## EXTRACTED INFORMATION
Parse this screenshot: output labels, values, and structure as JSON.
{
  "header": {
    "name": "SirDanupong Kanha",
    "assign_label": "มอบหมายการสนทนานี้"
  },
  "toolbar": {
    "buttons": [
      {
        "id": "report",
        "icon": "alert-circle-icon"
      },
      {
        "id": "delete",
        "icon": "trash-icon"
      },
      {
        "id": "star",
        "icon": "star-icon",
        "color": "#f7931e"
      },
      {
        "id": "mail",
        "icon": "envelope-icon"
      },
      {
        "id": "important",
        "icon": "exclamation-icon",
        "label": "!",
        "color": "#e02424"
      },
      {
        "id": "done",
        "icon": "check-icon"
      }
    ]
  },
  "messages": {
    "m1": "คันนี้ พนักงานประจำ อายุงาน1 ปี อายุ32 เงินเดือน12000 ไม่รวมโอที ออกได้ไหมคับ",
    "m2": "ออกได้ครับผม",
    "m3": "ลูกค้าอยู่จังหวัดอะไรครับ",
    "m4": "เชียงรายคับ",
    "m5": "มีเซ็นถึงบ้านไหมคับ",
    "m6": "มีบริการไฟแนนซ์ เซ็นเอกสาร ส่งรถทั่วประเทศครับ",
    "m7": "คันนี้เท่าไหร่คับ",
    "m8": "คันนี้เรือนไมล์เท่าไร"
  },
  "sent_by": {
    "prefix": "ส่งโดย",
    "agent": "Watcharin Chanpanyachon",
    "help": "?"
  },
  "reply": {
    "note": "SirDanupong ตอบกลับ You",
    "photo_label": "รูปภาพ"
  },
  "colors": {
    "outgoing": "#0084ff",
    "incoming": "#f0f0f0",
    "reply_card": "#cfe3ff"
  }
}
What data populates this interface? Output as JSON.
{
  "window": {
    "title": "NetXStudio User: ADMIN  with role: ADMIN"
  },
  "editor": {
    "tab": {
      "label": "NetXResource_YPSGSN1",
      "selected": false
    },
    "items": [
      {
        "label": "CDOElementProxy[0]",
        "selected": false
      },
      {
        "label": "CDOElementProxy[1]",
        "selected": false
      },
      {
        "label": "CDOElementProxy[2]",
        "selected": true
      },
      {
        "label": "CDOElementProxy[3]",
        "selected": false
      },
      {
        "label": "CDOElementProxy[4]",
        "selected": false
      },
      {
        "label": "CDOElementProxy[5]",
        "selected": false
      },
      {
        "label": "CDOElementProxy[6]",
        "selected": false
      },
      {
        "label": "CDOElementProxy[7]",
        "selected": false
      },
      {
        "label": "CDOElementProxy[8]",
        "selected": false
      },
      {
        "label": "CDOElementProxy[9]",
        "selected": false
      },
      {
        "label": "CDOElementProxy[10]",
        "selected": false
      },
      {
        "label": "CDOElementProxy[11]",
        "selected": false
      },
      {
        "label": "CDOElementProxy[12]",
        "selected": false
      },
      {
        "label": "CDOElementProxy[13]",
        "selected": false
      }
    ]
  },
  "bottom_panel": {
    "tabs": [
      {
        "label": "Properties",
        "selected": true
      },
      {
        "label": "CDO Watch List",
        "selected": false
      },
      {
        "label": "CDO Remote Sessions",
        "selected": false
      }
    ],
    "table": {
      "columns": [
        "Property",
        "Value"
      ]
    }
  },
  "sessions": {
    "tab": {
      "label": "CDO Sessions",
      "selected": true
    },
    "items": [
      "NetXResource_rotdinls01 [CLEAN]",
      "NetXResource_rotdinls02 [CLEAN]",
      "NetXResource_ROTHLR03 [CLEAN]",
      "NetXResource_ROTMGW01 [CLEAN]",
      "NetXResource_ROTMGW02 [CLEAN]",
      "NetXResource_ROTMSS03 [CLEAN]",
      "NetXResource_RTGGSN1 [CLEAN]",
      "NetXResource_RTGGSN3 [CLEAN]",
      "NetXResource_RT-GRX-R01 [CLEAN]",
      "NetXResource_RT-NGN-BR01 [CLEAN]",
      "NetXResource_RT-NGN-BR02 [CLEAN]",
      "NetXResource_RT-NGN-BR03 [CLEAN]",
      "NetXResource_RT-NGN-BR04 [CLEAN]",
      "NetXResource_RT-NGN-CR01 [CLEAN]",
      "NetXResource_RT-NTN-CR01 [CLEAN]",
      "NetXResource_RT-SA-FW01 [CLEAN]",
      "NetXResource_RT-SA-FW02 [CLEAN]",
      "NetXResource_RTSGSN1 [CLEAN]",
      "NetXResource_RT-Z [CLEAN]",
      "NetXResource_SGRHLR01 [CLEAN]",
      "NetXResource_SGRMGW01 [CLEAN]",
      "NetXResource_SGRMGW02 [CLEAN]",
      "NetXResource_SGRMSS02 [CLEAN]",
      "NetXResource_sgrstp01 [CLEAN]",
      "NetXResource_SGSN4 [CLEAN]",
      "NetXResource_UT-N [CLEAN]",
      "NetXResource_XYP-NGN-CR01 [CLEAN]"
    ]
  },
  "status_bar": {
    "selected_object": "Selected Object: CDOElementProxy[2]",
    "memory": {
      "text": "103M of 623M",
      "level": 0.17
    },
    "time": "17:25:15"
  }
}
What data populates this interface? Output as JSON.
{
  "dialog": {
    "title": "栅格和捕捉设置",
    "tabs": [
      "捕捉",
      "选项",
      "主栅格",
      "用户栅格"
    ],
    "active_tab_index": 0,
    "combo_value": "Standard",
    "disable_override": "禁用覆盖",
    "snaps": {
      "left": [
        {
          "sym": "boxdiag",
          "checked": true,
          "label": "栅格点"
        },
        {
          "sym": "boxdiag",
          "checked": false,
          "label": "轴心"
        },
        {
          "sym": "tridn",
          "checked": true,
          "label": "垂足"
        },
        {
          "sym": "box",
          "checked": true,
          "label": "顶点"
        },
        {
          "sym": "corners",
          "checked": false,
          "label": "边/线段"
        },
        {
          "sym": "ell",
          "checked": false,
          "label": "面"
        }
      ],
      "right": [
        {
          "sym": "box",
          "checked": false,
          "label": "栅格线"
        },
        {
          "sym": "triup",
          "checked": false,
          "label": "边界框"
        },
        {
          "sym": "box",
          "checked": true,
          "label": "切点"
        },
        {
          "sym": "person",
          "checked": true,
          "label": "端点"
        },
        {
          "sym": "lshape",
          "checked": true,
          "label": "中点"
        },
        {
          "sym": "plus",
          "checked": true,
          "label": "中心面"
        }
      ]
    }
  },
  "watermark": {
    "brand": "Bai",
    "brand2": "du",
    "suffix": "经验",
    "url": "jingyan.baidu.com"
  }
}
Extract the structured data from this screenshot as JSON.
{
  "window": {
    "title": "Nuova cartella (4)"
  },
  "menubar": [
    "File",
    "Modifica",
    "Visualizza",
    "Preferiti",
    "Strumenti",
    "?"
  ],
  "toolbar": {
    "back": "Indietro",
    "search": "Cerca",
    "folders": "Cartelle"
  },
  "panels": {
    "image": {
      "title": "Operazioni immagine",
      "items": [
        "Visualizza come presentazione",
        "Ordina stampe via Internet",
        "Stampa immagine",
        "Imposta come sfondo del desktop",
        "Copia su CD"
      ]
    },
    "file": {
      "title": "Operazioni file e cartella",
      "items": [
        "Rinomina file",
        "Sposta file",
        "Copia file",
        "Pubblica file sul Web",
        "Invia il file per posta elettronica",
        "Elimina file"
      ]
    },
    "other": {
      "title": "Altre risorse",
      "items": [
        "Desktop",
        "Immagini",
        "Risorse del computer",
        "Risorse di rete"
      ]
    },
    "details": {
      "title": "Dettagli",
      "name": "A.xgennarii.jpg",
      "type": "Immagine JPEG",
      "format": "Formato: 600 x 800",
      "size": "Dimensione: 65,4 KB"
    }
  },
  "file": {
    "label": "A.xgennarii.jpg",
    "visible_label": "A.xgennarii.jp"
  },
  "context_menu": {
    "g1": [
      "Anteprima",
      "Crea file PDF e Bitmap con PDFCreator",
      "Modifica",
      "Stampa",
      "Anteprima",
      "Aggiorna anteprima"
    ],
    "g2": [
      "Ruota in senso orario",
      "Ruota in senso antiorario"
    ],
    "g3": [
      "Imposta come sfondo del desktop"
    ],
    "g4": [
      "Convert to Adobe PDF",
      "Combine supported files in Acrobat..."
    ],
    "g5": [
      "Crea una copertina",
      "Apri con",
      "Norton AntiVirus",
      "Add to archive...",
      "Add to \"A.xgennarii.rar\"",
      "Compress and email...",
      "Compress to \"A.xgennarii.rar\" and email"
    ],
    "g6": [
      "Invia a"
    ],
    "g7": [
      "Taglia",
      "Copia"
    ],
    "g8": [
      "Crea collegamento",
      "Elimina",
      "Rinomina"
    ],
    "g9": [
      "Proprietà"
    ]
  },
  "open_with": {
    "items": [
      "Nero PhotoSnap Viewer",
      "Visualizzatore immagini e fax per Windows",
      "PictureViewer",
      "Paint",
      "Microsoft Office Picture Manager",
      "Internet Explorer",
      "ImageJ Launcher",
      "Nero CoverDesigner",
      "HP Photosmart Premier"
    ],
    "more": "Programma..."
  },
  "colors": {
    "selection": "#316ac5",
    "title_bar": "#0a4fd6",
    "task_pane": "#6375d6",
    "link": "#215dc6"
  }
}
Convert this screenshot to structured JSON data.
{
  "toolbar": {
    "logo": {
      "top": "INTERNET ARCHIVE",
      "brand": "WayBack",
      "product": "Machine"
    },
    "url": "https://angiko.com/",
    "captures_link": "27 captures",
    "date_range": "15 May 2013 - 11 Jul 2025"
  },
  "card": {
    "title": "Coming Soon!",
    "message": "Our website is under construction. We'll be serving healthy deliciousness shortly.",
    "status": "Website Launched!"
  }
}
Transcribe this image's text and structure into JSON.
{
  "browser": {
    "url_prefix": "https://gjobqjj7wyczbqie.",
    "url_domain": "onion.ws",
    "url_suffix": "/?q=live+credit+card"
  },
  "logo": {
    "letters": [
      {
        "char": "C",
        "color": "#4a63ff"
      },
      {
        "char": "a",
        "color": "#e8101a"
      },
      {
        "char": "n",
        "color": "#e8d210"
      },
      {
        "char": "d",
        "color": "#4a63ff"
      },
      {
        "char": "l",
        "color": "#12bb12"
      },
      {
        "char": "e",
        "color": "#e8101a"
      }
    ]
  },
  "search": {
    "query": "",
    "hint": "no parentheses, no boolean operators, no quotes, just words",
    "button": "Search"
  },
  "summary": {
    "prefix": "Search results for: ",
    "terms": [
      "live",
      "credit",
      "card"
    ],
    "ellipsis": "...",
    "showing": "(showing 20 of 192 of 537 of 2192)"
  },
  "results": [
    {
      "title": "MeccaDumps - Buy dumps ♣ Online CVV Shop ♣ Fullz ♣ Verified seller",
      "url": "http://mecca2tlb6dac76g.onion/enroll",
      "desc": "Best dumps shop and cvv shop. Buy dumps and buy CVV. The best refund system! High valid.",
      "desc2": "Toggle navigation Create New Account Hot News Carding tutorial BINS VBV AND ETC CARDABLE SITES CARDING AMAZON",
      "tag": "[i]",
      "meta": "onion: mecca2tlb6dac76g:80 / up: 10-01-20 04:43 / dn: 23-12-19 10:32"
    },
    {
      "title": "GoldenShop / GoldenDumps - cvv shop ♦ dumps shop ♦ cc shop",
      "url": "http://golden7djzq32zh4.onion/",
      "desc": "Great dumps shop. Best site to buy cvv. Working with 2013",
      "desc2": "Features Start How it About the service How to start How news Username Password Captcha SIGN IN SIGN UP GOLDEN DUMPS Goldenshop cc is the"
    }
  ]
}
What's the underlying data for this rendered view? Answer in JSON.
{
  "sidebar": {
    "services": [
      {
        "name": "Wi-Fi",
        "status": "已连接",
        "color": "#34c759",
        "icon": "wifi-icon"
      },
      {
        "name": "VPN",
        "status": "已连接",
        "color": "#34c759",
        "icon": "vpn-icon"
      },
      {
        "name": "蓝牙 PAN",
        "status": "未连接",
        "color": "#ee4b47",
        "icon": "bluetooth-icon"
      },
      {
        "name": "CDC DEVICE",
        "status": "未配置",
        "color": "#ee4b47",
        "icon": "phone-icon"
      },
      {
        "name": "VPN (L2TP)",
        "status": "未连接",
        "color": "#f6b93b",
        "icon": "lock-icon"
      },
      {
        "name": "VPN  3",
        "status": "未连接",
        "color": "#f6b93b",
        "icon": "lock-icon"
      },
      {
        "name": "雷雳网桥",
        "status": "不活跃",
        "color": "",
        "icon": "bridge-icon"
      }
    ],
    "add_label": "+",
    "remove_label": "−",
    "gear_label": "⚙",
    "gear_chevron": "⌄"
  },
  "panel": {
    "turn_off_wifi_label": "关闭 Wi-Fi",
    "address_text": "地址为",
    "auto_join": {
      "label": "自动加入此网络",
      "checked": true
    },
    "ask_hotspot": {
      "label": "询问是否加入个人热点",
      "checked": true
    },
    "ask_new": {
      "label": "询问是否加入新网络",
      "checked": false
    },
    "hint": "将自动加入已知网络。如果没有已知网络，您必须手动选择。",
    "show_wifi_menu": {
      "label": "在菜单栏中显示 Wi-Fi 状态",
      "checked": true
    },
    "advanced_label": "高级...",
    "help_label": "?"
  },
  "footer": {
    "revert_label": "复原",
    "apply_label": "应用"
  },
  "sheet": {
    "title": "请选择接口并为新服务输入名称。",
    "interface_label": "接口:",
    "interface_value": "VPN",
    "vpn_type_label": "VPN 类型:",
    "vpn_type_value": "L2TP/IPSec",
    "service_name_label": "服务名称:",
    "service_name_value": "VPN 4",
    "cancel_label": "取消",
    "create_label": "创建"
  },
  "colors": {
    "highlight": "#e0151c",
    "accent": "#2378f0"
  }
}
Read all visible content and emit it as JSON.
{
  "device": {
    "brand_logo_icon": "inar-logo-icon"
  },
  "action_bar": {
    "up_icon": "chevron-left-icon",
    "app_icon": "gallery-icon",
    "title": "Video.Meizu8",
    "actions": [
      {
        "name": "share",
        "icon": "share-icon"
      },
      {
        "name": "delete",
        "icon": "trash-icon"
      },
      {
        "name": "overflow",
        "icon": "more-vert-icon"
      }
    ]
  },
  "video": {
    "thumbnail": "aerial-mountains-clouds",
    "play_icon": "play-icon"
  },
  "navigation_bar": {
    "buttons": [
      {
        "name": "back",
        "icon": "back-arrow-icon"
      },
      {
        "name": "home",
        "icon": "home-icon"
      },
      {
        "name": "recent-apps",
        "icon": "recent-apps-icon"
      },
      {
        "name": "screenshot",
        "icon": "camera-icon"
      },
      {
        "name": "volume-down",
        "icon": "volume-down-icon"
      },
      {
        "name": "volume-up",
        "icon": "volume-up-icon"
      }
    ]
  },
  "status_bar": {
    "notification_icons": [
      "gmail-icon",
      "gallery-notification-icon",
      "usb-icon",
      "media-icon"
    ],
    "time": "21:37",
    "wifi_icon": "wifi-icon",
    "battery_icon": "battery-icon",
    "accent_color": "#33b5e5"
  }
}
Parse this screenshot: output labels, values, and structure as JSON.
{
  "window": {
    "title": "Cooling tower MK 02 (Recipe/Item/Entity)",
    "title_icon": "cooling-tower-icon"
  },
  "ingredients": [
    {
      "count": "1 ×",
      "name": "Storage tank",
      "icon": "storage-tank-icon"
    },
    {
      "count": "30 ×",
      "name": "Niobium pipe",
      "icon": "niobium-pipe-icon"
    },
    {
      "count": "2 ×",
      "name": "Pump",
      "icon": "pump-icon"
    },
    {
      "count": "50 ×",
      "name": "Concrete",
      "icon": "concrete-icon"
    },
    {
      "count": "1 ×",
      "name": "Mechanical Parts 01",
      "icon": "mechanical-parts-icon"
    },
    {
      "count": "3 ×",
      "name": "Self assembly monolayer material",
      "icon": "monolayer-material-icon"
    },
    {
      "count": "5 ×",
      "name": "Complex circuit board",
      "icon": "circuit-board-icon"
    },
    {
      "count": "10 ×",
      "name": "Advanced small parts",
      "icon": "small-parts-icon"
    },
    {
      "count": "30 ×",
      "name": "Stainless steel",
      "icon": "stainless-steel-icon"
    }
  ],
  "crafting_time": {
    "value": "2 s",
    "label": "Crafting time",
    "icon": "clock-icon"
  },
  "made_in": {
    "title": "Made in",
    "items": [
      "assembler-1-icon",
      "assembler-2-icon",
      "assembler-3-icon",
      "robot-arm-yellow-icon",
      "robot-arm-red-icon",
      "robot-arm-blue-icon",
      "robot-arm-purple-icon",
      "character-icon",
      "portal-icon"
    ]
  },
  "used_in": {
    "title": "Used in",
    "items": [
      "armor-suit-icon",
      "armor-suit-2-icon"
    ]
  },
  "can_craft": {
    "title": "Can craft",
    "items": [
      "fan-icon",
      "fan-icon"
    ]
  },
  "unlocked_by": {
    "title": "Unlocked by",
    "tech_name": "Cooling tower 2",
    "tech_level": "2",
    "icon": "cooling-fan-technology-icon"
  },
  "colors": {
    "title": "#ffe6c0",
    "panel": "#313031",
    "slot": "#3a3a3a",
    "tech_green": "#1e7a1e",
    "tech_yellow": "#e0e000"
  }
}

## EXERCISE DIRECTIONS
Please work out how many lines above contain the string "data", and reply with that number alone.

## SOLUTION FOR THIS PROBLEM
5